That’s just below the 4.5GHz top speed of Intel’s Core i7-7700K, its fastest mainstream processor for desktops. Basically, that means the 18-core chip will be no slouch when it comes single-threaded performance for games. (Check out our in-depth story on the development of the 18-core processor here.) Yes, it might seem strange to see the company’s most powerful processor with a base clock speed under 3GHz. But what’s more important are the boost figures, which will kick in when you actually need more computing power. As for the other members of the X-series family, the 16-core model will feature speeds between 2.8GHz and 4.4GHz, while the 14-core version starts at 3.1GHz. As usual, Intel can reach higher speeds on chips with fewer cores since there’s less of a heat issue to worry about. It’ll be a while until we get full benchmarks from these chips, but Intel gave us a small preview from its own testing. The 16-core i9 CPU reached a Cinebench R15 score of 3,200, while running an NVIDIA GTX 1080Ti GPU. That’s below a 24-core Xeon E5 2697, according to 3D Fluff’s database. The quad-core i7-7700K, meanwhile, scored just 966 on that same benchmark.
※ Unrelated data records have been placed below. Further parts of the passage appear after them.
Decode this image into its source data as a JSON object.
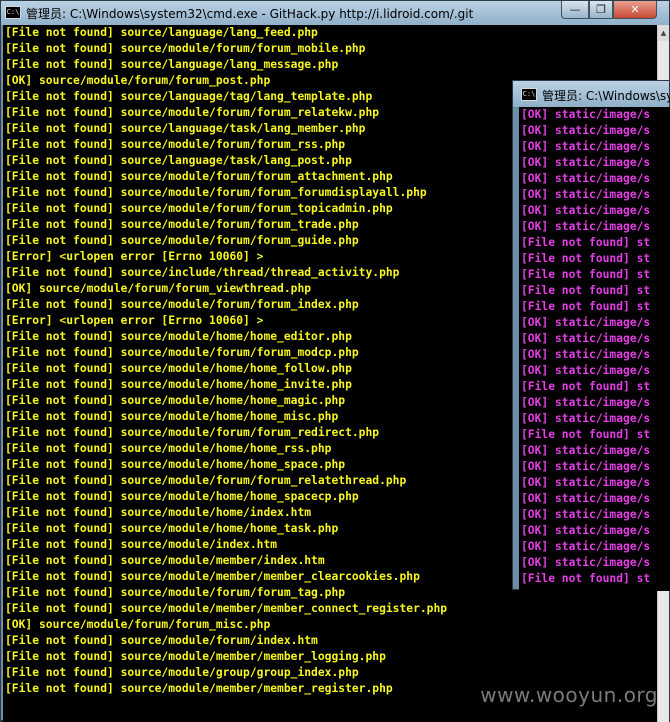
{
  "main_window": {
    "icon_label": "C:\\",
    "title": "管理员: C:\\Windows\\system32\\cmd.exe - GitHack.py  http://i.lidroid.com/.git",
    "controls": {
      "minimize": "—",
      "maximize": "❐",
      "close": "✕"
    },
    "lines": [
      "[File not found] source/language/lang_feed.php",
      "[File not found] source/module/forum/forum_mobile.php",
      "[File not found] source/language/lang_message.php",
      "[OK] source/module/forum/forum_post.php",
      "[File not found] source/language/tag/lang_template.php",
      "[File not found] source/module/forum/forum_relatekw.php",
      "[File not found] source/language/task/lang_member.php",
      "[File not found] source/module/forum/forum_rss.php",
      "[File not found] source/language/task/lang_post.php",
      "[File not found] source/module/forum/forum_attachment.php",
      "[File not found] source/module/forum/forum_forumdisplayall.php",
      "[File not found] source/module/forum/forum_topicadmin.php",
      "[File not found] source/module/forum/forum_trade.php",
      "[File not found] source/module/forum/forum_guide.php",
      "[Error] <urlopen error [Errno 10060] >",
      "[File not found] source/include/thread/thread_activity.php",
      "[OK] source/module/forum/forum_viewthread.php",
      "[File not found] source/module/forum/forum_index.php",
      "[Error] <urlopen error [Errno 10060] >",
      "[File not found] source/module/home/home_editor.php",
      "[File not found] source/module/forum/forum_modcp.php",
      "[File not found] source/module/home/home_follow.php",
      "[File not found] source/module/home/home_invite.php",
      "[File not found] source/module/home/home_magic.php",
      "[File not found] source/module/home/home_misc.php",
      "[File not found] source/module/forum/forum_redirect.php",
      "[File not found] source/module/home/home_rss.php",
      "[File not found] source/module/home/home_space.php",
      "[File not found] source/module/forum/forum_relatethread.php",
      "[File not found] source/module/home/home_spacecp.php",
      "[File not found] source/module/home/index.htm",
      "[File not found] source/module/home/home_task.php",
      "[File not found] source/module/index.htm",
      "[File not found] source/module/member/index.htm",
      "[File not found] source/module/member/member_clearcookies.php",
      "[File not found] source/module/forum/forum_tag.php",
      "[File not found] source/module/member/member_connect_register.php",
      "[OK] source/module/forum/forum_misc.php",
      "[File not found] source/module/forum/index.htm",
      "[File not found] source/module/member/member_logging.php",
      "[File not found] source/module/group/group_index.php",
      "[File not found] source/module/member/member_register.php"
    ]
  },
  "second_window": {
    "icon_label": "C:\\",
    "title": "管理员: C:\\Windows\\sys",
    "lines": [
      "[OK] static/image/s",
      "[OK] static/image/s",
      "[OK] static/image/s",
      "[OK] static/image/s",
      "[OK] static/image/s",
      "[OK] static/image/s",
      "[OK] static/image/s",
      "[OK] static/image/s",
      "[File not found] st",
      "[File not found] st",
      "[File not found] st",
      "[File not found] st",
      "[File not found] st",
      "[OK] static/image/s",
      "[OK] static/image/s",
      "[OK] static/image/s",
      "[OK] static/image/s",
      "[File not found] st",
      "[OK] static/image/s",
      "[OK] static/image/s",
      "[File not found] st",
      "[OK] static/image/s",
      "[OK] static/image/s",
      "[OK] static/image/s",
      "[OK] static/image/s",
      "[OK] static/image/s",
      "[OK] static/image/s",
      "[OK] static/image/s",
      "[OK] static/image/s",
      "[File not found] st"
    ]
  },
  "scrollbar": {
    "up_arrow": "▲",
    "down_arrow": "▼"
  },
  "watermark": "www.wooyun.org",
  "colors": {
    "main_text": "#f6f620",
    "second_text": "#e63ee6",
    "console_bg": "#000000"
  }
}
You can nab the 14- to 18-core i9 CPUs on September 25th while the 12-core version is coming sooner, on August 28th. The other chips are already available.
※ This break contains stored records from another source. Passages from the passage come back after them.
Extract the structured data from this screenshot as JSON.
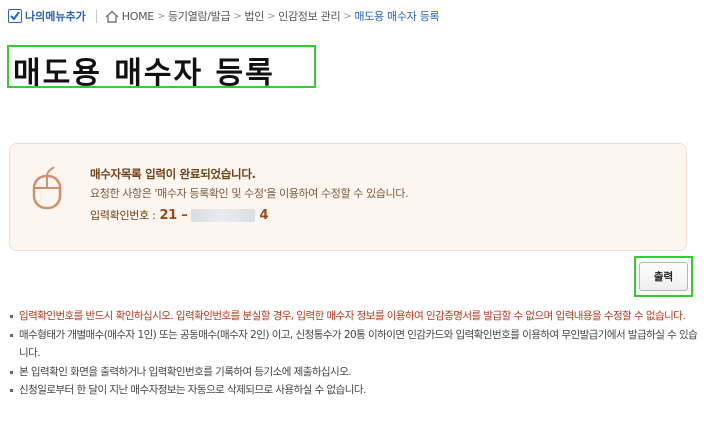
{
  "header": {
    "my_menu_label": "나의메뉴추가",
    "breadcrumb": [
      "HOME",
      "등기열람/발급",
      "법인",
      "인감정보 관리"
    ],
    "breadcrumb_current": "매도용 매수자 등록",
    "separator": ">"
  },
  "page": {
    "title": "매도용 매수자 등록"
  },
  "notice": {
    "headline": "매수자목록 입력이 완료되었습니다.",
    "desc": "요청한 사항은 '매수자 등록확인 및 수정'을 이용하여 수정할 수 있습니다.",
    "number_label": "입력확인번호 :",
    "number_prefix": "21 –",
    "number_suffix": "4"
  },
  "actions": {
    "print_label": "출력"
  },
  "bullets": [
    "입력확인번호를 반드시 확인하십시오. 입력확인번호를 분실할 경우, 입력한 매수자 정보를 이용하여 인감증명서를 발급할 수 없으며 입력내용을 수정할 수 없습니다.",
    "매수형태가 개별매수(매수자 1인) 또는 공동매수(매수자 2인) 이고, 신청통수가 20통 이하이면 인감카드와 입력확인번호를 이용하여 무인발급기에서 발급하실 수 있습니다.",
    "본 입력확인 화면을 출력하거나 입력확인번호를 기록하여 등기소에 제출하십시오.",
    "신청일로부터 한 달이 지난 매수자정보는 자동으로 삭제되므로 사용하실 수 없습니다."
  ],
  "colors": {
    "highlight_border": "#33cc33",
    "link_blue": "#2a63b8",
    "warning_red": "#b33a1e",
    "notice_bg": "#fdf6f0"
  }
}
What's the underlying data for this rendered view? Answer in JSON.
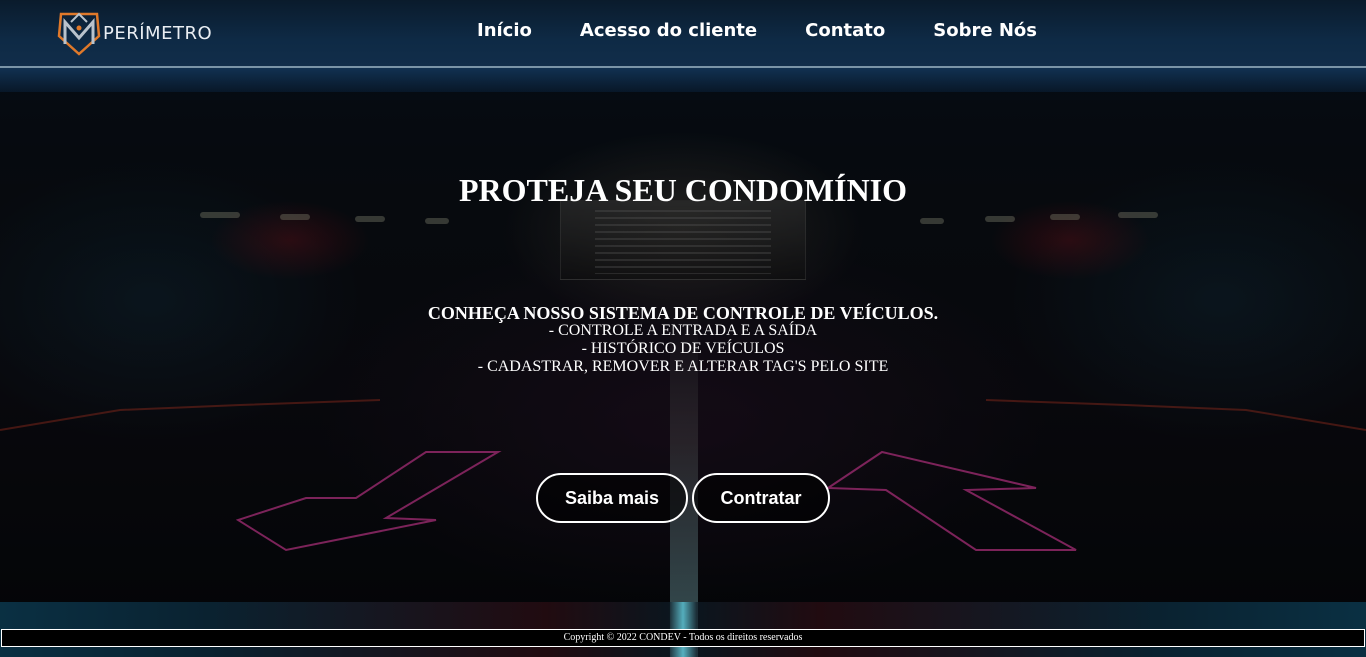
{
  "brand": {
    "name": "PERÍMETRO",
    "logo_icon": "shield-m-logo-icon",
    "colors": {
      "logo_orange": "#e0792a",
      "logo_steel": "#b9c3cc"
    }
  },
  "nav": {
    "items": [
      {
        "label": "Início"
      },
      {
        "label": "Acesso do cliente"
      },
      {
        "label": "Contato"
      },
      {
        "label": "Sobre Nós"
      }
    ]
  },
  "hero": {
    "title": "PROTEJA SEU CONDOMÍNIO",
    "lead": "CONHEÇA NOSSO SISTEMA DE CONTROLE DE VEÍCULOS.",
    "features": [
      "- CONTROLE A ENTRADA E A SAÍDA",
      "- HISTÓRICO DE VEÍCULOS",
      "- CADASTRAR, REMOVER E ALTERAR TAG'S PELO SITE"
    ],
    "buttons": {
      "learn_more": "Saiba mais",
      "hire": "Contratar"
    }
  },
  "footer": {
    "copyright": "Copyright © 2022 CONDEV - Todos os direitos reservados"
  },
  "theme": {
    "header_bg": "#0e2a45",
    "neon_arrow": "#b0307a",
    "floor_cyan": "#59c6d8"
  }
}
Intel Core i5-9600K, 6 Cores, and 6 Threads with Higher Clocks
The Intel Core i5-9600K is a 6 core and 6 thread parts with 9 MB of L3 cache. This makes it very similar to the Core i5-8600K. The difference is that it features higher clock speeds of 3.7 GHz base, 4.6 GHz boost (1 core), 4.5 GHz (2 core), 4.4 GHz (4 core) and 4.3 GHz (6 core). All of this is done at the same TDP of 95W. The main thing to note here is that the part is listed with 100 MHz higher frequencies than what was reported in Intel’s own documents which were posted a while back. Now they weren’t final in any way so changes were expected. Also, having no 6 cores and 12 thread part in the lineup is also slightly unusual but we can see Intel taking this approach as every ‘K’ SKU beneath the flagship part comes with a non-multi-threaded design. As an example, the Core i7-8700K was the only 6/12 part while the Core i5-8600K was 6/6 and Core i3-8350K was 4/4.
There’s no word on the pricing or launch date but we know that these chips are expected to be introduced in the coming months so we will keep you posted as more information arrives. Aside from that, motherboard makers have already started shipping new BIOS firmware to support the upcoming CPUs which you can check out here.
Processor: 8C, 6C, 4C (6 Consumer SKUs at Launch)
Enhanced IA and Memory Overclocking
Gen 9 Intel Graphics GT2 (Up To 24 EUs)
Consumer Only
Process Node: 22nm
Memory: Up to DDR4-2666 (Native)
Media, Display & Audio: DP 1.2 & HDMI 1.4
HDCP 2.2 (HDMI 2.0a w/LSPCON)
HEVC & VP9 10-bit End/Dec, HDR, Rec.2020, DX12
Integrated Dual-Core Audio DSP
I/O & Connectivity: Integrated USB 3.1 Gen 1 (5 Gaps)
Thunderbolt 3.0 (Alpine Ridge)
Storage: Next Gen Intel Octane memory
Pie 3.0, SATA 3.0
Security: Intel SGX 1.0